 This is, you see, apparently how a good Christian man dresses to attend an Easter party. One must be properly dressed when emerging from the huge, celebratory Easter egg to sing and dance in honor of the occasion.

Frankly, I think these images alone should make you want to see the film! And that was one surprise for me from this film, actually. Amitabh Bachchan is hilarious! I had seen a few of his 70s films before this, and he was always very serious and brooding, with his character showing any levity only very rarely. This was not surprising, since he is famous for his "Angry Young Man" persona. But in this film he gets to display a knack for clowning and a wonderful sense of comic timing. It made me wonder if there are more "funny Amitabh" movies out there.

Another thing that surprised me about the film is that there is never any contention between the three brothers stemming from their different religions. When I read the short synopsis given by Netflix, I had assumed that the fact that they had been raised in different religions would prove a significant issue for the three brothers, and perhaps that they would be antagonistic towards each other before having to face the fact of their blood relationship. But this plays no part in the story whatsoever. The brothers are perfectly friendly, despite being ignorant of their real connection, after meeting that fateful day in the hospital. (Well, there is some tension between the Hindu brother, who is a policeman like his adopted father, and Anthony, who has unwittingly aided a criminal his policeman brother is pursuing, but religion never enters into it.) Though this surprised me, I found it quite nice. It also seemed to gently suggest that all religions are kin, even if their adherents don't recognize it, which is a nice sentiment.

Now I want to do a shout out for the ladies of the film! They are wonderful. Each of the brothers has a romantic interest (but of course!), and each of the women (Parveen Babi, Shaban Azmi, and Neetu Singh) gives a delightful performance.

Bollywood films from the 1970s seem to be brimful of strong female characters, although they do not get a fair share of screen time.

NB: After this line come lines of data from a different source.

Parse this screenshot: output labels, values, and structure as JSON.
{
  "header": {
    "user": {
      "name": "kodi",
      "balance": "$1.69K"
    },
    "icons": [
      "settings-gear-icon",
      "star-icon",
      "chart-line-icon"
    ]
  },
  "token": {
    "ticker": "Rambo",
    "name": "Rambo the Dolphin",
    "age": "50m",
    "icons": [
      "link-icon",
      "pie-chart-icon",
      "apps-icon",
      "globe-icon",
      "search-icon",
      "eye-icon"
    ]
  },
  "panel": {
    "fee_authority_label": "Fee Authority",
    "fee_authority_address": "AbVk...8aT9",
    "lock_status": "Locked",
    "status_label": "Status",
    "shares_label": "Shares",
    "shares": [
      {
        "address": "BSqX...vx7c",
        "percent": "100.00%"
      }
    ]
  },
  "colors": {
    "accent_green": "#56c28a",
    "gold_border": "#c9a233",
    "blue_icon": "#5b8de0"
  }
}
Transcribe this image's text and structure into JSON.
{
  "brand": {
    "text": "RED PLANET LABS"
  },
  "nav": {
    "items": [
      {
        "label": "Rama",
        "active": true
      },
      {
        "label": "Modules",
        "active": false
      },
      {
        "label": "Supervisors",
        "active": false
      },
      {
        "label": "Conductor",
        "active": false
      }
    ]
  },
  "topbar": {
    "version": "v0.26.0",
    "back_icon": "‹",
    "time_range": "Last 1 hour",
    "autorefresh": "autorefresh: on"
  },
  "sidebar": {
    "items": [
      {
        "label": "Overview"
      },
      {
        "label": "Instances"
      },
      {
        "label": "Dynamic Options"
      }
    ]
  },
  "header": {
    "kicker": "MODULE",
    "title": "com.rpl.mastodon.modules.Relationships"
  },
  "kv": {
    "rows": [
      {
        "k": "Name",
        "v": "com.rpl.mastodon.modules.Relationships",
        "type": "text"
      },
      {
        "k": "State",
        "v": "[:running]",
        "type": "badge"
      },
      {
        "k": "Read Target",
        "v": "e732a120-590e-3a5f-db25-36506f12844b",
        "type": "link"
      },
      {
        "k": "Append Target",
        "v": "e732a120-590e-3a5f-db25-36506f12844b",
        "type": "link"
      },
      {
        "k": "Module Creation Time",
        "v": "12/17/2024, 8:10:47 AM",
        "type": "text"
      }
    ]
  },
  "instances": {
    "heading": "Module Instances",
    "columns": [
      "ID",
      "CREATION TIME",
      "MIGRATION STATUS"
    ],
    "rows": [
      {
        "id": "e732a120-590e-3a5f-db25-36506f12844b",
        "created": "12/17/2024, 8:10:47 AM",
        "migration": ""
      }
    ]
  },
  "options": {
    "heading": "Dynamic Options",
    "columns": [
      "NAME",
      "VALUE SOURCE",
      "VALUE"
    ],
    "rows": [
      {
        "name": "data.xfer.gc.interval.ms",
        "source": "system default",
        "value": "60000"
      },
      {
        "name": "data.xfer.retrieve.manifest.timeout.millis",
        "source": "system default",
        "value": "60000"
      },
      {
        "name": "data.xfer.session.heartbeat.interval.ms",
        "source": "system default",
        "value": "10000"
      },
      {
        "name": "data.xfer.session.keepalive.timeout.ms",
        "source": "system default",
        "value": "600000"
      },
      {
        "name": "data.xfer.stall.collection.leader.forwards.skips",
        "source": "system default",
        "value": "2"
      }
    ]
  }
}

For example, a major part of the ending of the film (I hesitate to say climax... this film has several contenders for the "climax" title) revolves around rescuing Anthony's love interest, who has been kidnapped, with the kidnappers intent on forcing her to marry a particular goon who is obsessed with her. The three brothers go to the rescue, aided by the love interests of the other two brothers. They are disguised as the priest who is to perform the marriage, the tailor who made the wedding dress, and a "one man band" hired to provide the music.

They don't find a sobbing damsel in distress when they arrive, however. She is giving her kidnappers plenty of trouble, and Anthony actually has a hard time getting near enough to let her know it's him because she has plenty of fight in her.

Incidentally, perhaps only Vinod Khanna could pull off the dignity he showed when called upon to reveal himself as a police officer, ready to take charge of the situation, while actually still wearing cymbals attached to his knees.

I think anyone exploring Golden Oldies of Bollywood should certainly give Amar Akbar Anthony a try! It is chock-full of melodrama and delightful music, colorful characters, great performances, and, yes, the occasional plot thread that simply disappears into thin air. Masala film-making at its best, perhaps, and all part of the charm.